And they won’t be forced to see the formations at Arches National Park as gateways to increased carbon emissions and environmental disruption.
Last Friday, the federal government proposed to protect wolverines as a threatened species under the Endangered Species Act. Wolverines are the biggest member of the weasel, mink, marten and otter family, but they don’t act like good family members—they are loners who cover huge ranges usually high in mountain ranges above tree line up in the rock, ice and snow.
On Monday, President Obama’s inauguration will officially mark the beginning of his second term, and with it his second chance at finally taking strong action on one of the most important issues of our time, climate change.

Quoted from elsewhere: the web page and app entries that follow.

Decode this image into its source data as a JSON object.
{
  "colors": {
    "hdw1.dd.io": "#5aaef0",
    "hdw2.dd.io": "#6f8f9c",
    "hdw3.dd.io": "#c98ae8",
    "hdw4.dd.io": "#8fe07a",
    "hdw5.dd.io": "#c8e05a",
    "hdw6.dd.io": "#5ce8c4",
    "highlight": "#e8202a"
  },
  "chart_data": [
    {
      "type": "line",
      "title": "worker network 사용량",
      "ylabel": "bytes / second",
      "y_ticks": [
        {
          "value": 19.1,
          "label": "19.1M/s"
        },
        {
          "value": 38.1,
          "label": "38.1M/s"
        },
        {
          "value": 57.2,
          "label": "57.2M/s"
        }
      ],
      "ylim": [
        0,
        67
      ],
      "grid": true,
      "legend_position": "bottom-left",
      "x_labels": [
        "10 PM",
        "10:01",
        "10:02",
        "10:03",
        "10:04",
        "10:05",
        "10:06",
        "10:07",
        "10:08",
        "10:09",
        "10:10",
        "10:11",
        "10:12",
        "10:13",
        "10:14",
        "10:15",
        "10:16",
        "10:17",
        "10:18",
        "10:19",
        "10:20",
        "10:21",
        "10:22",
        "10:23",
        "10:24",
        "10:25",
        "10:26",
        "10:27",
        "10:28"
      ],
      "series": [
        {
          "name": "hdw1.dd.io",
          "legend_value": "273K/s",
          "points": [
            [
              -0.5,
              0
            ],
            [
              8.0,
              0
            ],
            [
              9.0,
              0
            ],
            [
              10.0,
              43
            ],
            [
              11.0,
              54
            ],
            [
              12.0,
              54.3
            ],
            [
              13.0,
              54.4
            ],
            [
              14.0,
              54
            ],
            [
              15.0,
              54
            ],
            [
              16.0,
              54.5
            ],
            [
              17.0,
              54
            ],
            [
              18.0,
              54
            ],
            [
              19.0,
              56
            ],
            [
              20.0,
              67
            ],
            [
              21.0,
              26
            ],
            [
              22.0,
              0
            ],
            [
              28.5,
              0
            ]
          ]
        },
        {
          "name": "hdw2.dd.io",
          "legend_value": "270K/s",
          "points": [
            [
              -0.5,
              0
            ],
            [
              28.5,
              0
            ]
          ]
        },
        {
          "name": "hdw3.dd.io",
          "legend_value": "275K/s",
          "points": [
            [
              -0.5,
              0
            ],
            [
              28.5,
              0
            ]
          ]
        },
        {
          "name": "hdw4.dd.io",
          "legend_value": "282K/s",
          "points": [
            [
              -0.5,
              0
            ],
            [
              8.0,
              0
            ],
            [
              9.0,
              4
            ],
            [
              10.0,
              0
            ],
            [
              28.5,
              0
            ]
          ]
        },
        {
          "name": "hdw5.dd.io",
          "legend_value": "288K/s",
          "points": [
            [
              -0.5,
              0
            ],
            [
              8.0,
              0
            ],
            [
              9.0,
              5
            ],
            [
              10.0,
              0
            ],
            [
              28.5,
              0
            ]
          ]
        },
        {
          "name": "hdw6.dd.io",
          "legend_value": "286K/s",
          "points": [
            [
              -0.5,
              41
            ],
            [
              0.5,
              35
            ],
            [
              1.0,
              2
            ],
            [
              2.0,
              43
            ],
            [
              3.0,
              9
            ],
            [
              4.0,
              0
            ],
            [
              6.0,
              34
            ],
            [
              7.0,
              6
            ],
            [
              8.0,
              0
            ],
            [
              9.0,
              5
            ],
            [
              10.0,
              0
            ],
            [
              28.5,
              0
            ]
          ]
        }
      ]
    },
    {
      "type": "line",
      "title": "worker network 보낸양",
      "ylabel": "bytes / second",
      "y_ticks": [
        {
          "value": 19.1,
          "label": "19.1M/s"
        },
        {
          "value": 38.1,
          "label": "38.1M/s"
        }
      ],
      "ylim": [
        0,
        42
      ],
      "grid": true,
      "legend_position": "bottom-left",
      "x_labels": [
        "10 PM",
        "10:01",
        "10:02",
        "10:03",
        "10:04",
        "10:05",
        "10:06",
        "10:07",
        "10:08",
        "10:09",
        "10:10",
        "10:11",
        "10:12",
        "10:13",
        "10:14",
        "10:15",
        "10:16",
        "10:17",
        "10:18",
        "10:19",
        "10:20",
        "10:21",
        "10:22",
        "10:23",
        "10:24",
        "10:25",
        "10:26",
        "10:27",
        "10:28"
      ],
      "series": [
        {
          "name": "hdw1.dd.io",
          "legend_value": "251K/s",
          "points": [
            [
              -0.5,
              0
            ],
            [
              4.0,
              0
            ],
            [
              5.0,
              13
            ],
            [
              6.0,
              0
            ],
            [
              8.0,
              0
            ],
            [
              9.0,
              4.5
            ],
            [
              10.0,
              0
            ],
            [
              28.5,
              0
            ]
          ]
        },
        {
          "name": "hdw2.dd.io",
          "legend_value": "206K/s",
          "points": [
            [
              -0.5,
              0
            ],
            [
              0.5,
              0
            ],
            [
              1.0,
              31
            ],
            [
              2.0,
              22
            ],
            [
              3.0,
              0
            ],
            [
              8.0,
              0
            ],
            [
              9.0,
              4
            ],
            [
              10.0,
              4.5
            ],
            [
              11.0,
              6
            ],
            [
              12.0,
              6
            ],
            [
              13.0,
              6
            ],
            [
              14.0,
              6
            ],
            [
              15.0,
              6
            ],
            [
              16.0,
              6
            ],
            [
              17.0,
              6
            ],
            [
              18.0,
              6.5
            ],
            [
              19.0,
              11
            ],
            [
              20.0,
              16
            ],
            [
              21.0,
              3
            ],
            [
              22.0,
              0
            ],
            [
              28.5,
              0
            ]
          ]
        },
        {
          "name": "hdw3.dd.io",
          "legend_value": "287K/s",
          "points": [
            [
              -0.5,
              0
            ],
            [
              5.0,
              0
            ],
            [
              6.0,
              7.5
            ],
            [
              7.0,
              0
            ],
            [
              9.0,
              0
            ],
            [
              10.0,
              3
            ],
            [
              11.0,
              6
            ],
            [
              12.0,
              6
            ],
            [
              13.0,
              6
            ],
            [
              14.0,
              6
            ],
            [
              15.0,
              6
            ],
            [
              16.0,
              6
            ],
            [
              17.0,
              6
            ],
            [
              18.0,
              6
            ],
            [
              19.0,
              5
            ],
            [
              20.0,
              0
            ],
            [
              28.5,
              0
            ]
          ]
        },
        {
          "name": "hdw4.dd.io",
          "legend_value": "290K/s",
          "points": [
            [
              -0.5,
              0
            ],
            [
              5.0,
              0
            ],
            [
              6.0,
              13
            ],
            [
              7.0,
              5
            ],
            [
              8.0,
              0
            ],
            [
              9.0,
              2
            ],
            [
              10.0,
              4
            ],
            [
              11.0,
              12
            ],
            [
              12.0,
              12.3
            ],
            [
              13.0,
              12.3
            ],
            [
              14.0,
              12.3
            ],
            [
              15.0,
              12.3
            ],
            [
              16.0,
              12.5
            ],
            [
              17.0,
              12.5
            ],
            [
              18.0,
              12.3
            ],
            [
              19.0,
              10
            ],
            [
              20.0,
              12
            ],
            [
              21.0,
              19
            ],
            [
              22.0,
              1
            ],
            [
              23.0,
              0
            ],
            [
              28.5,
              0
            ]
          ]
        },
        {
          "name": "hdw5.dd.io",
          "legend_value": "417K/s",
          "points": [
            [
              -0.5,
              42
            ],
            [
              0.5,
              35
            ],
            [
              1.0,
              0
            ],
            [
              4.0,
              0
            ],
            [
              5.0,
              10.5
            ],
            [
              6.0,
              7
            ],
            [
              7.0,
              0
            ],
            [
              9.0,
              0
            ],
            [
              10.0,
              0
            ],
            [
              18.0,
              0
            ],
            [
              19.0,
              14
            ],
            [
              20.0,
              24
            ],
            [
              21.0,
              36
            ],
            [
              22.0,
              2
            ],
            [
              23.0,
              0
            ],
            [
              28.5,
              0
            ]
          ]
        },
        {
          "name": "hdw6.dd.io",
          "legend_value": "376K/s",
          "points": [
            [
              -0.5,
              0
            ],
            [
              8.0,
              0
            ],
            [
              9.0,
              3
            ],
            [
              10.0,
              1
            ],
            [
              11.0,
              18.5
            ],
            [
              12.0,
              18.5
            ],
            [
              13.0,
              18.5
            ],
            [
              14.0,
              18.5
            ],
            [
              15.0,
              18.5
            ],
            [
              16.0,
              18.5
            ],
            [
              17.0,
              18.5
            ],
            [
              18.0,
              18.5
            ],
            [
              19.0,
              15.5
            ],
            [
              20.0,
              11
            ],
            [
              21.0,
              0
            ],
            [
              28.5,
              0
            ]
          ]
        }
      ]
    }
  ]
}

As Royal Dutch Shell continues to make perfectly clear, industry is not prepared to safely explore for oil in the pristine waters of America’s Arctic. Shell’s Arctic operations have been called the “gold standard” of the oil industry and if this is the best they’ve got, the industry is not Arctic ready.
Today, the Department of the Interior announced a 60-day assessment of the 2012 drilling program in the Arctic Ocean.
Earthjustice legislative representative Jessica Ennis issued this statement:
A review of Arctic Ocean drilling is the only reasonable option, given the continuous parade of mistakes in Shell’s operations. However, that review must be thorough, independent and cannot pre-judge the outcome.
With one Arctic drill rig shipwrecked on an Alaskan island and the other reportedly under criminal investigation for possibly “operating with serious safety and pollution control problems,” oil giant Royal Dutch Shell is doing a pretty thorough job at proving the quest for oil in the pristine waters of America’s Arctic is just too dangerous, too dirty, and too damaging. The week’s events also prove once again that the U.S. Department of Interior should not have approved drilling in the most remote, dangerous place on the planet.